(Entries from a dataset of interfaces)
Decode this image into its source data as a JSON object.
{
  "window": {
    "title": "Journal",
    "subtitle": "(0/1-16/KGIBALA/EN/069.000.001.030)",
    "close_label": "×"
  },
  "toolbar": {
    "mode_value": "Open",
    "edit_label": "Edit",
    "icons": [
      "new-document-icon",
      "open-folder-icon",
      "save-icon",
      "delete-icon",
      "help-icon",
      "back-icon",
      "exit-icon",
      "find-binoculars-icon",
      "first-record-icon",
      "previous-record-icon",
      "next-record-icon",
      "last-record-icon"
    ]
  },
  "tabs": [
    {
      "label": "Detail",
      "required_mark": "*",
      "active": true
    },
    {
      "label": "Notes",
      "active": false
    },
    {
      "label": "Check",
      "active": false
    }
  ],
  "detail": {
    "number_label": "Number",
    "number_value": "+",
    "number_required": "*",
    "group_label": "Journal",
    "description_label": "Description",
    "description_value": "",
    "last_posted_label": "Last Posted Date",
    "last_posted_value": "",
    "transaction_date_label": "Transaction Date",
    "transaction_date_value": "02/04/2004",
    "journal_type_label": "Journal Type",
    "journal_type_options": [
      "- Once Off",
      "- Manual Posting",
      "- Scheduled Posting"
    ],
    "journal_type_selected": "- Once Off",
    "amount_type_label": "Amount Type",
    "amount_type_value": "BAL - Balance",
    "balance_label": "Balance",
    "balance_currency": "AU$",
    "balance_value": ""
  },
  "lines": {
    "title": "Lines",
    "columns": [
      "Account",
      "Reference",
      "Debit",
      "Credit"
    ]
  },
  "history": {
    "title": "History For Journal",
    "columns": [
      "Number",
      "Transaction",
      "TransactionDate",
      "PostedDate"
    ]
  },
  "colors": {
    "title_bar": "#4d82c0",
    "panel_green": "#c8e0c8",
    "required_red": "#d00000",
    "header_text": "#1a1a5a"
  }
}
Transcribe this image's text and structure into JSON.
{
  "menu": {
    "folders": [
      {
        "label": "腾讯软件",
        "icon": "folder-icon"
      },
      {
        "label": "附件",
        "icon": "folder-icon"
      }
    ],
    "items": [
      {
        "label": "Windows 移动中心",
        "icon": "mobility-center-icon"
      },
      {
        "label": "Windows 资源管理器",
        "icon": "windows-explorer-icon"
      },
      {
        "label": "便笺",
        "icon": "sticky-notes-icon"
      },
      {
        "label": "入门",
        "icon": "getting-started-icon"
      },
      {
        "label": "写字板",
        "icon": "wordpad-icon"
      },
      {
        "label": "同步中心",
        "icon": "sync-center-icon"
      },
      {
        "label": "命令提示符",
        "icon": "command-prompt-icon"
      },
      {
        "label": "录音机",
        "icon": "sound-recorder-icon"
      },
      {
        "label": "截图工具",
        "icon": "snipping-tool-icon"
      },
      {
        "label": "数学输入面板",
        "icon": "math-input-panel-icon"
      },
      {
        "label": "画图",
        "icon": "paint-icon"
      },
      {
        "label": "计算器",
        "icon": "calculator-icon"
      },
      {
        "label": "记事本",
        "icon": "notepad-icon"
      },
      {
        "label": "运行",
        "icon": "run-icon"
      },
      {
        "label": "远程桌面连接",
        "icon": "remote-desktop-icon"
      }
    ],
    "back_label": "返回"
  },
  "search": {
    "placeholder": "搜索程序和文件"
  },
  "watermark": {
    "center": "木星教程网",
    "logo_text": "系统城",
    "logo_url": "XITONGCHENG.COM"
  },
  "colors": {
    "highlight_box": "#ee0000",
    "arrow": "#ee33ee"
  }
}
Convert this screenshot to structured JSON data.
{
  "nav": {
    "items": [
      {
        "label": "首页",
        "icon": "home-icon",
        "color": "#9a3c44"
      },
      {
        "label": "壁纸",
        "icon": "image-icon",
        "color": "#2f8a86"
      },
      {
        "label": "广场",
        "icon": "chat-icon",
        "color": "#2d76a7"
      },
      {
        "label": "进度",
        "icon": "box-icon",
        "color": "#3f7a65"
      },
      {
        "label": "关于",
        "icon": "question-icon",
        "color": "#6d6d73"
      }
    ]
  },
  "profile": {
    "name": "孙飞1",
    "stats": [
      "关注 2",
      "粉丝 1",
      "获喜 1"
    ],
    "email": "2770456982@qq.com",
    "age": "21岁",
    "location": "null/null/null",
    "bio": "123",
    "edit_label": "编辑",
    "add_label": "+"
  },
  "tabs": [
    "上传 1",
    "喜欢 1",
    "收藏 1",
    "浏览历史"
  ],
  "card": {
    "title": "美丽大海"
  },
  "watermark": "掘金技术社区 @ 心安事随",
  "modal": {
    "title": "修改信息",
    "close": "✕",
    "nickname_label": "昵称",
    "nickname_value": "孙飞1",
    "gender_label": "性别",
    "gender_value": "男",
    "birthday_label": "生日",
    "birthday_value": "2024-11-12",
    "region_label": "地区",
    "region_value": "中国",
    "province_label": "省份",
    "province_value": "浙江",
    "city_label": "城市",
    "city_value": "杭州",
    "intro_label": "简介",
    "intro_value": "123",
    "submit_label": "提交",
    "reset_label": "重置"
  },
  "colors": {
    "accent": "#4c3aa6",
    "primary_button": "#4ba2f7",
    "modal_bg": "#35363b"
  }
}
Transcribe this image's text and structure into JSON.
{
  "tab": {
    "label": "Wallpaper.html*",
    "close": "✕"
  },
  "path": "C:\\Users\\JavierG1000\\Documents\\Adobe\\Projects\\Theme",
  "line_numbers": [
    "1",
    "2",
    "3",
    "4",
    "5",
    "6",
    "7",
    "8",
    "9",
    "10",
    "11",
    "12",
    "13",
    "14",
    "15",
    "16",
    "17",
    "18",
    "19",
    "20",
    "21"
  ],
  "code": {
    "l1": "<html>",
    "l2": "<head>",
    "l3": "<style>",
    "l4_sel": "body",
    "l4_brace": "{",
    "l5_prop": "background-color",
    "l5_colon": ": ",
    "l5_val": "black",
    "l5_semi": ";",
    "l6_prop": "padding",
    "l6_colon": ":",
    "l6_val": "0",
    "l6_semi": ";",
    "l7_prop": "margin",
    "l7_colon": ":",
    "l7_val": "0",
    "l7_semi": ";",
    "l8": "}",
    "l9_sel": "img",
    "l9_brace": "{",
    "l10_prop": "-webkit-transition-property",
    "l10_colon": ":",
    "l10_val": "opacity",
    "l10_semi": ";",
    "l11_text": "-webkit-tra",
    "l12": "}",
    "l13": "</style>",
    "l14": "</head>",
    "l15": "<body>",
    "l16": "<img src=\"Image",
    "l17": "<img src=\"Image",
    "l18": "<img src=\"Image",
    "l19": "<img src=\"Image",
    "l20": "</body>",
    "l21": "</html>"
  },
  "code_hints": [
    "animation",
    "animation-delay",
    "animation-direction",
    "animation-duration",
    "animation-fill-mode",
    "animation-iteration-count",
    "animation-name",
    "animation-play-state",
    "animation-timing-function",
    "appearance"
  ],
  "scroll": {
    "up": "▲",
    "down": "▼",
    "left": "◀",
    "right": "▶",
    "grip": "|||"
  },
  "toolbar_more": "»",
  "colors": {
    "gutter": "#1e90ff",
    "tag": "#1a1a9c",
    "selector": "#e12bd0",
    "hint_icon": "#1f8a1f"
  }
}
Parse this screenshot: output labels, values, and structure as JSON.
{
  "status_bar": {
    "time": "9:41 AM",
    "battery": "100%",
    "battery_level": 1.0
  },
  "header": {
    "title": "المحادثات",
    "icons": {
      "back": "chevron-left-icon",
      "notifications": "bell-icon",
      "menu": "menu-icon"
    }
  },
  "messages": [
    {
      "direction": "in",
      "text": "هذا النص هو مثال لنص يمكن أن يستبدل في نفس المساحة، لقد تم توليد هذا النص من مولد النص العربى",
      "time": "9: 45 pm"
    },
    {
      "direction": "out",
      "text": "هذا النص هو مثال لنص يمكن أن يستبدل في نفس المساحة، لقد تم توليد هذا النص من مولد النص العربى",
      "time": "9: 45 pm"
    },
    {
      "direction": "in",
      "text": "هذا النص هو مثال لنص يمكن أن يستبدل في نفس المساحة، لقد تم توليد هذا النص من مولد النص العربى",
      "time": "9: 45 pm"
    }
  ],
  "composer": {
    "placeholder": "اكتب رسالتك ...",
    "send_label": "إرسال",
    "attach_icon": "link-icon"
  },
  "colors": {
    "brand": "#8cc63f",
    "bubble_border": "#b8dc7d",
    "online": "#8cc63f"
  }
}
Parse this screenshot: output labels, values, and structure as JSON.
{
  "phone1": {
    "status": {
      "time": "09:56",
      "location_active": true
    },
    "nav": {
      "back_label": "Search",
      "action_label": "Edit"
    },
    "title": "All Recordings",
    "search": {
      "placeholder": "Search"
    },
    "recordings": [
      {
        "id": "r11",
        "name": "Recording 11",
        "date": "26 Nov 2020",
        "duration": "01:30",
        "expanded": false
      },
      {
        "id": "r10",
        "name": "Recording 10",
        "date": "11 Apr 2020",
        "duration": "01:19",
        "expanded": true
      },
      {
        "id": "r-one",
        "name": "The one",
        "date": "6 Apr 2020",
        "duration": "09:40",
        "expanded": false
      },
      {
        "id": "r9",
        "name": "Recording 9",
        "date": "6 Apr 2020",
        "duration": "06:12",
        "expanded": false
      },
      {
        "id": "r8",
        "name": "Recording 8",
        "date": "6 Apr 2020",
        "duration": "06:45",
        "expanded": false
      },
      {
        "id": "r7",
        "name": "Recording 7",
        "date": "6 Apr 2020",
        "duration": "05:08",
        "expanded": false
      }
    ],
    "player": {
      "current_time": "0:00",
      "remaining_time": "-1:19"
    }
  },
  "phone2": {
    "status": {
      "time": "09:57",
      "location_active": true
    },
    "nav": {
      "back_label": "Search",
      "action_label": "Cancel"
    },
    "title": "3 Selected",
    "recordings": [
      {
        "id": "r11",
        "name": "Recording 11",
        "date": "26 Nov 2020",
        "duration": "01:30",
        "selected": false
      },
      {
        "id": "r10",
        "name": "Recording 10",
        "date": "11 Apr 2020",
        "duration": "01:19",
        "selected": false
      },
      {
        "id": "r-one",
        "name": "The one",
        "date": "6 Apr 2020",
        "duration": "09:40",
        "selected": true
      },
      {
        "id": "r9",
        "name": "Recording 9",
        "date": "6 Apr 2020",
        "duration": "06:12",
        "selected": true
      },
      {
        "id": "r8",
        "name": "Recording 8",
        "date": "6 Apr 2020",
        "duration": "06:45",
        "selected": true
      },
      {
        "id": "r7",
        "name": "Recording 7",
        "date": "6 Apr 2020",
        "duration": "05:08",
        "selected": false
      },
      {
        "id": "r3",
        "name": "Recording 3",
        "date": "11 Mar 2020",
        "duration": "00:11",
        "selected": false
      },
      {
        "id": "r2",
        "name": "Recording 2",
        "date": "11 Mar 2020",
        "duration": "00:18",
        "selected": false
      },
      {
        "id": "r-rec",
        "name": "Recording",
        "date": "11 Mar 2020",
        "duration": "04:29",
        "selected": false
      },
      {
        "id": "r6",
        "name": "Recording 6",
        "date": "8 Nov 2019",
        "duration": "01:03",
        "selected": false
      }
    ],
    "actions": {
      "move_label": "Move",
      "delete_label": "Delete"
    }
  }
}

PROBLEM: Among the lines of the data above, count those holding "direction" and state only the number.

YOUR SOLUTION: 4